Each chapter in this book highlights one aspect of leadership, management, or motivational strategy. I have written a lot before on how all the Prophets of Allah encountered enormous challenges and difficulties in life, both before and after they turned 40 (i.e. when they were granted the role of Prophethood).
Each challenge and problem in life became a stepping-stone for them, making them learn valuable lessons, and also imparting these lessons to their followers and companions. Not to mention, each rock they surmounted added to their strength, resilience, and credibility, and motivated their followers to go on striving to achieve their vision even after their deaths.
How it Came About…
I read a lot of self-help articles online, in particular, those shared by “influencers” on LinkedIn. However, none of them, and I say this without any bias, possess even a fraction of the wisdom and leadership guidance that is contained in the Qur’an (duh!), although a few have been blessed with some.
In a world that is fast becoming disillusioned with, and disappointed in, the credibility of their leaders at every level, in every country, I think it is about time that we all begin to turn back to Allah and study the Qur’an as our primary source of wisdom.
In the past, as a naive youngster with limited knowledge of both Islam and the world, I used to ‘blindly’ believe that the Prophets of Allah were the best leaders who ever lived. That was because I was born as a believing Muslim after all.
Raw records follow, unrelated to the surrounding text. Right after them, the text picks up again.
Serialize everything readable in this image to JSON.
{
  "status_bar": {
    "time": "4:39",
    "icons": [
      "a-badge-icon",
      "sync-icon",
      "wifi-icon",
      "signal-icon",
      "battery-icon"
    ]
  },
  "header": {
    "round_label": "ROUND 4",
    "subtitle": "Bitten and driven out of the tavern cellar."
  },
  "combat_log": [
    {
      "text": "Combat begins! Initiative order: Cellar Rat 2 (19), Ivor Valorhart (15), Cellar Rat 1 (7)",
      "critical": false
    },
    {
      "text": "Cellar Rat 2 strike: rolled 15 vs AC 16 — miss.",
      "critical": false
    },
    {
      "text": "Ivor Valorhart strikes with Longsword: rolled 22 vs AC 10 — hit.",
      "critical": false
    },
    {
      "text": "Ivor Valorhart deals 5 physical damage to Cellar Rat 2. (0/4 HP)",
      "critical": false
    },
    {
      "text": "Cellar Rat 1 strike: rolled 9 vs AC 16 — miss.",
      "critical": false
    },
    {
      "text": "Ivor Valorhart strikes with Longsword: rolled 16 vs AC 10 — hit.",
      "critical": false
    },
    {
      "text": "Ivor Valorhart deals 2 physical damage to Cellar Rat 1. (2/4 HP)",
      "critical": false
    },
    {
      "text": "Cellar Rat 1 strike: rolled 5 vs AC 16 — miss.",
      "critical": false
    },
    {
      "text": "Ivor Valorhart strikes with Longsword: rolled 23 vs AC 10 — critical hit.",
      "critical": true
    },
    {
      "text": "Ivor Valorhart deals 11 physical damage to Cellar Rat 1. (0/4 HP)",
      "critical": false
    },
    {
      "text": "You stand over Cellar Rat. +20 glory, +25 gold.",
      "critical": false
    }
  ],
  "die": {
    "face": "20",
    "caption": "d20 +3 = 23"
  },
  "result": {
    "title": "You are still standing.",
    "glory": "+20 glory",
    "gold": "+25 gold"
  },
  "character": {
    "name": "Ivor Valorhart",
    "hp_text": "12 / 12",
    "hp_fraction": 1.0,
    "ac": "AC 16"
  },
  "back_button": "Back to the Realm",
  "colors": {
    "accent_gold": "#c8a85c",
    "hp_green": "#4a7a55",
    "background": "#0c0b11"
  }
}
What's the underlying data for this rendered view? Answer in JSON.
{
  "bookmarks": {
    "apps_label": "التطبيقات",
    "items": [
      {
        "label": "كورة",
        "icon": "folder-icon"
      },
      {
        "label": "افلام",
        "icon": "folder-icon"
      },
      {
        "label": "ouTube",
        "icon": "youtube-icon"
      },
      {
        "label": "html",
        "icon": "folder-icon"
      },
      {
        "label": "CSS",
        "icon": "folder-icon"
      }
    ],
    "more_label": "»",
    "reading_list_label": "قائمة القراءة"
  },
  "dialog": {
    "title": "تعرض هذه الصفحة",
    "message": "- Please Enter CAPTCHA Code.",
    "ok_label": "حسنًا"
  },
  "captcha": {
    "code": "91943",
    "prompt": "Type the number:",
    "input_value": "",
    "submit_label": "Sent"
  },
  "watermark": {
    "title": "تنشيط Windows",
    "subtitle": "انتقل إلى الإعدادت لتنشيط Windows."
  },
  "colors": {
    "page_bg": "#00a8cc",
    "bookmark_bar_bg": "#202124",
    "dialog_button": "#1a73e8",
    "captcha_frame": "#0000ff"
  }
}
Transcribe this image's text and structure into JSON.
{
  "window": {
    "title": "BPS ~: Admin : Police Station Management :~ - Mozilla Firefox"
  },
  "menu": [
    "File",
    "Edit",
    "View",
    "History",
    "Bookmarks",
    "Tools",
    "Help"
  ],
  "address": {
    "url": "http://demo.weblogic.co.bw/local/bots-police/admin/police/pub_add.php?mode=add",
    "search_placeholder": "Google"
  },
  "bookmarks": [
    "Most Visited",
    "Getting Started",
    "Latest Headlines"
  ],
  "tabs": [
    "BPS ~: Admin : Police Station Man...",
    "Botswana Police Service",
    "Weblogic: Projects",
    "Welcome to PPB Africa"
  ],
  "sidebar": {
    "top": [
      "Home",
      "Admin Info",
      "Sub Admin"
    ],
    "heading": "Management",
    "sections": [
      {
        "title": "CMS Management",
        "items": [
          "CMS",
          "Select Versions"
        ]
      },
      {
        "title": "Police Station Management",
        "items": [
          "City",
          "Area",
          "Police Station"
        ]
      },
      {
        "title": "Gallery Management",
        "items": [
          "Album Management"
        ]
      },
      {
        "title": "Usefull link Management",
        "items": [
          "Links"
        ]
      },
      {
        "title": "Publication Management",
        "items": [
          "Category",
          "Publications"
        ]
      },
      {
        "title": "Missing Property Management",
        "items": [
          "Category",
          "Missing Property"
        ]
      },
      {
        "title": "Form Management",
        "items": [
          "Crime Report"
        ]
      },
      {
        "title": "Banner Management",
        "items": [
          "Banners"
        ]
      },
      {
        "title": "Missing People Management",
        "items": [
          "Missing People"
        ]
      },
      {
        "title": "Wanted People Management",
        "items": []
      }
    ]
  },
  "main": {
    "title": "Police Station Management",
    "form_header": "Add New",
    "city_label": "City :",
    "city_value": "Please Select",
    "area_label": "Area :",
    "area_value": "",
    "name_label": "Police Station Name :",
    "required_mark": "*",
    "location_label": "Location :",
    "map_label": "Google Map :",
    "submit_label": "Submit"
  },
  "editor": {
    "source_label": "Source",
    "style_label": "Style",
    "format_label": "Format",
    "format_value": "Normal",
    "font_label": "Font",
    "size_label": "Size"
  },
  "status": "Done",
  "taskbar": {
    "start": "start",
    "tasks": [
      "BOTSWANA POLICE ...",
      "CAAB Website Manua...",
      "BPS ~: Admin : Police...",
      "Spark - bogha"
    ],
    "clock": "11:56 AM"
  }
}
I had to stick to my roots.
But now, as a fully-grown adult at the threshold of age 40 (I’m still 38 years old, though), I believe with all my heart — both, on the basis of my research upon the Qur’an, as well as my cursory studies of the short biographies and profiles of many of the world’s past and present leaders online, — that the best leadership lessons can only be derived from seriously studying the details of the events that occurred in the lives of the Prophets of Allah, in the Qur’an.
What I find amazing is how Allah has highlighted the different aspects of leadership by mentioning the different events that took place in the lives of different Prophets. Think: David and the two disputing men demanding his fair judgment. Jesus and the demand for a table-spread. Moses and the calf. Joseph and his ensnarement. Abraham and the idol breakage. Noah and the boat construction project. Solomon and the hoopoe. Salih and the she-camel. (عَلَيْهِمُ السَّلَامُ)
Although my book does not cover all of the above-mentioned incidents (in fact, it does not even cover all of the Prophets’ stories mentioned in the Qur’an), I am just mentioning them here as examples, to highlight the fact that not a single letter of the Qur’an is irrelevant or unworthy of deep, focused study.
The Qur’an has abrogated all previous Divinely revealed scriptures, setting the records straight about the previous Prophets (with the help of Prophet Muhammad’s ﷺ narrations, or ahadith). It remains unparalleled as the single most authentic book/text/source of guidance on the face of this planet, till the end of time.
Among other valuable things, it is the best leadership guide that you can ever study to seek inspiration and to learn practical life skills from.
This — my latest non-fiction, self-help, business book — attempts to highlight just that.
May the peace and blessings of Allah be upon all of His noble Prophets.
May Allah accept from us. Ameen.